This review is from: The Meaning of it All (Allen Lane History) (Paperback)
This short booklet is actually a typescript of a series of three John Danz lectures which professor Feynman delivered in April 1963 at the University of Washington. They show yet another of his many facets -- aside from the ingenious scientist, the wonderful science teacher and the hilarious storyteller -- one of an intellectual thinking of the interaction between the science and the society.
The thread that can be followed throughout the series of lectures is the value of scepticism. Scepticism and doubt kept science sane for centuries. After describing what he considers the essence of science, Feynman tries to answer several questions arising at the boundary between science and the society. Is there a conflict between science and religion?
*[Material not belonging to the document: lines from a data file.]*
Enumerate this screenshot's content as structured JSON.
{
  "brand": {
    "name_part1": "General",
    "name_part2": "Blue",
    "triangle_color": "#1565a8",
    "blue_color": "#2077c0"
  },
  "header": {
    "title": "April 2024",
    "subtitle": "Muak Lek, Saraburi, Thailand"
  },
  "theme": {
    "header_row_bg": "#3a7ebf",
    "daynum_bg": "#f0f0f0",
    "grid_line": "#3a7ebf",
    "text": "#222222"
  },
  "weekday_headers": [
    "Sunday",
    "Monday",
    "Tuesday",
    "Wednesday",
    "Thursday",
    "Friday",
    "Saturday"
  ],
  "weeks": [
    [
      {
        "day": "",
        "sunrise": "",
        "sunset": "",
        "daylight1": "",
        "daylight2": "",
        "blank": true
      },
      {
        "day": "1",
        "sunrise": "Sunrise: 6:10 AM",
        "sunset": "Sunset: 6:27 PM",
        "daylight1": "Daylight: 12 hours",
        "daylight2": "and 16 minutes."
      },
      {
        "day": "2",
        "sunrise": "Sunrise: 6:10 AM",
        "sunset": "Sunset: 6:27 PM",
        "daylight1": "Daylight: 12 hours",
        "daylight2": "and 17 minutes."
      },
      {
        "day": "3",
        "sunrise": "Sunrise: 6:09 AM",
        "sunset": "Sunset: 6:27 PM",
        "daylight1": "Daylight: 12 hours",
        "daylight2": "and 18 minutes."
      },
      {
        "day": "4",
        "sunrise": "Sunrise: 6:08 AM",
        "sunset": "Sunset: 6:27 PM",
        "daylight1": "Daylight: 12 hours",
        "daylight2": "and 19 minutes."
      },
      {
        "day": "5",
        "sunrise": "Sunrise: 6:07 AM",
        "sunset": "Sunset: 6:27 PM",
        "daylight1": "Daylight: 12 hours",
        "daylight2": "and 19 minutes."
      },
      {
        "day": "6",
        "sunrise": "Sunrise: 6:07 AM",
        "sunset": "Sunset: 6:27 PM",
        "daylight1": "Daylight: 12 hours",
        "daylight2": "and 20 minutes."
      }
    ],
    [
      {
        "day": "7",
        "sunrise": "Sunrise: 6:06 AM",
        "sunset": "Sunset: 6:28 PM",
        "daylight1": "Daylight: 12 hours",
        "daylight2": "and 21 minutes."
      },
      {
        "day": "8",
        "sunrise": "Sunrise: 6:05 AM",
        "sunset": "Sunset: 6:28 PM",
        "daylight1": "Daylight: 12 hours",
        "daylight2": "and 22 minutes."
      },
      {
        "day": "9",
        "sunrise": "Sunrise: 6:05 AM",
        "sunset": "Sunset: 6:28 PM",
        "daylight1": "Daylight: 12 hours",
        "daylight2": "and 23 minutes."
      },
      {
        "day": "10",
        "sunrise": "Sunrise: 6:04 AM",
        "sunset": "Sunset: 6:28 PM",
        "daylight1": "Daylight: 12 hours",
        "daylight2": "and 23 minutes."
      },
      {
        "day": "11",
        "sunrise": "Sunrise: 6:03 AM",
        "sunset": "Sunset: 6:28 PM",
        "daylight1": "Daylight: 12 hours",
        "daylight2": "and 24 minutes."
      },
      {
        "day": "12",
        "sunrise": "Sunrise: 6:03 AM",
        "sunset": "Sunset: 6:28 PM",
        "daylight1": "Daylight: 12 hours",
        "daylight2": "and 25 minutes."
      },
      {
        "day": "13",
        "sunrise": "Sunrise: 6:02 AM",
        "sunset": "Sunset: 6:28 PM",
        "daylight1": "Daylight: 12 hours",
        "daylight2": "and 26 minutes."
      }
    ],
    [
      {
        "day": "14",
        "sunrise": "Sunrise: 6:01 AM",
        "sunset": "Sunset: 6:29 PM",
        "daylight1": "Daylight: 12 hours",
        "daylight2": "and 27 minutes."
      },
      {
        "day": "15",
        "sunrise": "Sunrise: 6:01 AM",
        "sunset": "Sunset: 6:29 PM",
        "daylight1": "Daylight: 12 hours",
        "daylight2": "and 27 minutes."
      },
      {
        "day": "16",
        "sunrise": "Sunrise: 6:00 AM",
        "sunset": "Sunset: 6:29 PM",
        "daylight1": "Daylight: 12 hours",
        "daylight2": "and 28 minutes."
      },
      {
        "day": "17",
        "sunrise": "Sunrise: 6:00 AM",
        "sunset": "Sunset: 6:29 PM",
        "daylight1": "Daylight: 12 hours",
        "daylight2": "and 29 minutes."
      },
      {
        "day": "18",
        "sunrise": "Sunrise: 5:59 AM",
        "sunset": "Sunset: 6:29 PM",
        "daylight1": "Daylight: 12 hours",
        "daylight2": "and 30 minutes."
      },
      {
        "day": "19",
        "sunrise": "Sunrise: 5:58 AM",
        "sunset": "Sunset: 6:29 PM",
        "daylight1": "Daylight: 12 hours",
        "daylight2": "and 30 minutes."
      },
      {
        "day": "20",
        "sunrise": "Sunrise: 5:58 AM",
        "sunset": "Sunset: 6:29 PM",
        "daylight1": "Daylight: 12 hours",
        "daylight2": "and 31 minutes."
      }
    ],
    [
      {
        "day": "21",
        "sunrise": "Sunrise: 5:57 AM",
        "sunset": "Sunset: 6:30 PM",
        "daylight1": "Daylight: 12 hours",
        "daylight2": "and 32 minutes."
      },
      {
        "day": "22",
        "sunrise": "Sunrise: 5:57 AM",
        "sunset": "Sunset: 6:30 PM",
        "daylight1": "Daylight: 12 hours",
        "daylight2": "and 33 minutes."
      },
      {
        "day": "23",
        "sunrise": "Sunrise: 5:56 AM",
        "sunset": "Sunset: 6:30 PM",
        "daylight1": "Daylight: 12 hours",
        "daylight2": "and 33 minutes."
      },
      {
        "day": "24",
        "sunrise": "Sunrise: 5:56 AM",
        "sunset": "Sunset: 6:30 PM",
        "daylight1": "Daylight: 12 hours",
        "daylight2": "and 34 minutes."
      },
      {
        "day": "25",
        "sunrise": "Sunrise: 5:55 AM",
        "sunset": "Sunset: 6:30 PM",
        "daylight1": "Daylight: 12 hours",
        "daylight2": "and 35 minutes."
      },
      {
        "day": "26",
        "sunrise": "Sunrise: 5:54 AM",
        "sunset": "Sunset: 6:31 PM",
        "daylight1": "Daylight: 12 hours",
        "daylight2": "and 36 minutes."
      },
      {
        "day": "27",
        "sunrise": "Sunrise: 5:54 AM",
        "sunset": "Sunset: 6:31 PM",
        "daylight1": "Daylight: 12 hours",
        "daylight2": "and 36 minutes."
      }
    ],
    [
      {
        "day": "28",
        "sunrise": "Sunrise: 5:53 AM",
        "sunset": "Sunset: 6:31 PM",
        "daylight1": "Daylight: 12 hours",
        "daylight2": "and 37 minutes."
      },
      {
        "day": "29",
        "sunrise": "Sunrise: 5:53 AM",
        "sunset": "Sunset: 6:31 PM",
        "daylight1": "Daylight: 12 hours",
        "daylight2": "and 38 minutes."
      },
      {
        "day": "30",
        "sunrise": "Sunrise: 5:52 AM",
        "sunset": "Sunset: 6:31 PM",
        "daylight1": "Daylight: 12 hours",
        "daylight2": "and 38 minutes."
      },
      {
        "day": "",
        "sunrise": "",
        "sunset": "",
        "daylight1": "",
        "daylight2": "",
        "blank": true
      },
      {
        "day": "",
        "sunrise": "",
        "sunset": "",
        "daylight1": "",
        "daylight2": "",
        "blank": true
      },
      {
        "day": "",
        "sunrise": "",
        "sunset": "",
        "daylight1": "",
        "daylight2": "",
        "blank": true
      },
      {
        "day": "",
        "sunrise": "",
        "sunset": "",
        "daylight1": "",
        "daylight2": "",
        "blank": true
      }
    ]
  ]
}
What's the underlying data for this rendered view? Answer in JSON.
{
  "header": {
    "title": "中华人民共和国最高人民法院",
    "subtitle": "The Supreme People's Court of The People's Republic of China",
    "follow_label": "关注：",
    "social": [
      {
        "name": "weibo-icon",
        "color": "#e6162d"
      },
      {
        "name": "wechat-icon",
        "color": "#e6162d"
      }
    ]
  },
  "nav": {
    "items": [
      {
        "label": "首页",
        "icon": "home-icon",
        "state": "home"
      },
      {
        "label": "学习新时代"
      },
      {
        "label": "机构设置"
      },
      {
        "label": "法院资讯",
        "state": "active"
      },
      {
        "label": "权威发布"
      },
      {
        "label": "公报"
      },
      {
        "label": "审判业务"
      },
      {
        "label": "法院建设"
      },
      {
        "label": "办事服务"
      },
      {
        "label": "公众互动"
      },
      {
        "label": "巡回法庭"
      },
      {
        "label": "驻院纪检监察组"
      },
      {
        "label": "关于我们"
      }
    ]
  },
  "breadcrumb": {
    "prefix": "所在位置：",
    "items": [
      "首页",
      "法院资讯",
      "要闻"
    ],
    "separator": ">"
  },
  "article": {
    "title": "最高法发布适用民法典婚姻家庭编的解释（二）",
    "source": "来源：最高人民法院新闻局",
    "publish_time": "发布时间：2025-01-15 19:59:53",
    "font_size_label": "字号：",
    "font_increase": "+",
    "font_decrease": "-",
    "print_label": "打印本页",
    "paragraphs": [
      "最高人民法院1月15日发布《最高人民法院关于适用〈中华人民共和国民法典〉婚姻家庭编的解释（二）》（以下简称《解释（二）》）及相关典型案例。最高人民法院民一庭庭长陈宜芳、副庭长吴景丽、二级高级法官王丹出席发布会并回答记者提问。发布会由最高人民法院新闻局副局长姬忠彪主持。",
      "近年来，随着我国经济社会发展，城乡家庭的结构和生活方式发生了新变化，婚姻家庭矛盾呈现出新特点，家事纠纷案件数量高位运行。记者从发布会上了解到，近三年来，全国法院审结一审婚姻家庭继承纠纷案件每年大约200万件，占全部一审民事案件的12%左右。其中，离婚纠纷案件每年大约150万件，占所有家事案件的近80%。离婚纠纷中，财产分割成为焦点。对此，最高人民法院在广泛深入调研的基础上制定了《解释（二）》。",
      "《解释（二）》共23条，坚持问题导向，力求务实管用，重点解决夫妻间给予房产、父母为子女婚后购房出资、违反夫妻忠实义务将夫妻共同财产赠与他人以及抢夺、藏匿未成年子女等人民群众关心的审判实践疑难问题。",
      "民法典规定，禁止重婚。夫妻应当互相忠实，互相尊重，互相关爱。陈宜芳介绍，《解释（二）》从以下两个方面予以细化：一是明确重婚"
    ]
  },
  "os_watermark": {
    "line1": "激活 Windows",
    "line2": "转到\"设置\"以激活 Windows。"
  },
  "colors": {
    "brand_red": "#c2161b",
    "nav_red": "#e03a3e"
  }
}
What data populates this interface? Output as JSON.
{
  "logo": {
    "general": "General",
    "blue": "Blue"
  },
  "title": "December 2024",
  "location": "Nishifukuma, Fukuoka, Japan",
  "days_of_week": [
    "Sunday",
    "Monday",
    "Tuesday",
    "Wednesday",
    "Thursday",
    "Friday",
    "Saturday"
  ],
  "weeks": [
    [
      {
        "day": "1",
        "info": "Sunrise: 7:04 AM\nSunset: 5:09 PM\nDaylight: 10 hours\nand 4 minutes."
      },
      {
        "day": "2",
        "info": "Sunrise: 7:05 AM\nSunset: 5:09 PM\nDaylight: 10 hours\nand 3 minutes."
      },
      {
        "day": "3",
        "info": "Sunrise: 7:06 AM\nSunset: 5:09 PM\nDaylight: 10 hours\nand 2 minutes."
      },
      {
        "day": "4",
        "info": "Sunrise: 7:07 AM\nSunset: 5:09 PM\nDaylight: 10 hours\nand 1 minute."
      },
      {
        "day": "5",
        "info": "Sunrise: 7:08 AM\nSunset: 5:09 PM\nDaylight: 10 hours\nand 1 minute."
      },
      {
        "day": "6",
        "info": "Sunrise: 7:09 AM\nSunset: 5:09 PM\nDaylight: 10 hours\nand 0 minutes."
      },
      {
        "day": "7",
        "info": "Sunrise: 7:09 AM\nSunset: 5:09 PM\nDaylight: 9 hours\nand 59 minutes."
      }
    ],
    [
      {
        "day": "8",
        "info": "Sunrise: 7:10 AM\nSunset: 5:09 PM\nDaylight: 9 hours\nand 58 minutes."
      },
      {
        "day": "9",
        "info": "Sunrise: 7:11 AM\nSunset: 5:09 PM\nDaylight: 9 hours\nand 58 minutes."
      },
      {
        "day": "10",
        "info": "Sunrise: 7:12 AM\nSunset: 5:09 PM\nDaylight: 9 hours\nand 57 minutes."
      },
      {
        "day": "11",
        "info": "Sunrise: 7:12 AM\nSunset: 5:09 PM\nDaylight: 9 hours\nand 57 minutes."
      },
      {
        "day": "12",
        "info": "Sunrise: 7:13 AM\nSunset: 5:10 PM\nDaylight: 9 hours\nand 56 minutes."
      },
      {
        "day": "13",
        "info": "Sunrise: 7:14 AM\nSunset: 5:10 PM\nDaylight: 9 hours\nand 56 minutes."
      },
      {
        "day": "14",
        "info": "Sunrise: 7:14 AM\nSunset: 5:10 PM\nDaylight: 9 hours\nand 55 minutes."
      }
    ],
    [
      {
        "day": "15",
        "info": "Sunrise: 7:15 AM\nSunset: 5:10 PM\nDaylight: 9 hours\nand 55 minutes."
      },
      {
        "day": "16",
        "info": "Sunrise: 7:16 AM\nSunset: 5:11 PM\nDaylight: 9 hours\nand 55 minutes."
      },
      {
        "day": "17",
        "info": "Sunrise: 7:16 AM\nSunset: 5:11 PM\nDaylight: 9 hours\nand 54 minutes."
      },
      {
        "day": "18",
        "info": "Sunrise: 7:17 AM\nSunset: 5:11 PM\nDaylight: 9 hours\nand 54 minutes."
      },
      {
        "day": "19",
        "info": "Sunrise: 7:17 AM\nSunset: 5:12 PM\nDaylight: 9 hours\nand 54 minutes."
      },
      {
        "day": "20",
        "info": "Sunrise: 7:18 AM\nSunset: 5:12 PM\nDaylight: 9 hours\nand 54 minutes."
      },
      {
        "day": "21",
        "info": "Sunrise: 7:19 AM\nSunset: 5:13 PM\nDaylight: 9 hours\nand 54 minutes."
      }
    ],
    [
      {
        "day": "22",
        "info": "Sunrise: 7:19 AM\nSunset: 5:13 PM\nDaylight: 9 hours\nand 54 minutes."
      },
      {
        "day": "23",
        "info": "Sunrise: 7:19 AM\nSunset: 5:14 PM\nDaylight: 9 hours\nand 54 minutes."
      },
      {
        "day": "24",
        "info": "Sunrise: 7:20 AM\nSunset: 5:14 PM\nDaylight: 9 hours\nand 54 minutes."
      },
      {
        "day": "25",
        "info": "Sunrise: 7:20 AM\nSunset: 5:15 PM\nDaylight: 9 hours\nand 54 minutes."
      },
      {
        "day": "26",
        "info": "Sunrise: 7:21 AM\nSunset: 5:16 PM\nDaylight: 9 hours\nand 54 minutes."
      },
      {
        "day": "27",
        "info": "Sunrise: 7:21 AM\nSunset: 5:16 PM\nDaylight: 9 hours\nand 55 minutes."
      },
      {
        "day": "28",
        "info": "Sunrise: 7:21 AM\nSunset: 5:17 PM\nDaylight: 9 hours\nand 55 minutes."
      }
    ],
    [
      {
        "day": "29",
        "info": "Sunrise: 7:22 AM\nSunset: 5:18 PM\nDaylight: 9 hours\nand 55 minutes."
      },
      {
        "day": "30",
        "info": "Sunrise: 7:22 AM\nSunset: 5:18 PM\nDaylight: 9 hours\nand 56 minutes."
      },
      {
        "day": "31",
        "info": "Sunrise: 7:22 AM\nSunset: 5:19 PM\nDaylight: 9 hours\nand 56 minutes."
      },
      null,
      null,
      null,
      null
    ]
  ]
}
Can science be applied to moral and ethical questions? How can the inspirational value of religion be preserved when the belief in God is uncertain? In the last lecture, Feynman elaborates some abuses of statistics he encountered, like mixing up the probability with the possibility, a posteriori statistical reasoning etc.
The book will probably first and foremost attract Feynman devotees, who already have all the other books he has written and cannot miss one. The book also reflects some of the atmosphere of the cold war 60's, so it might be of some interest for those who either lived in that era or have some special historic interest in it. But aside from this, no collection of Feynman's papers published after his death has ever reached the mastership of books he actively prepared.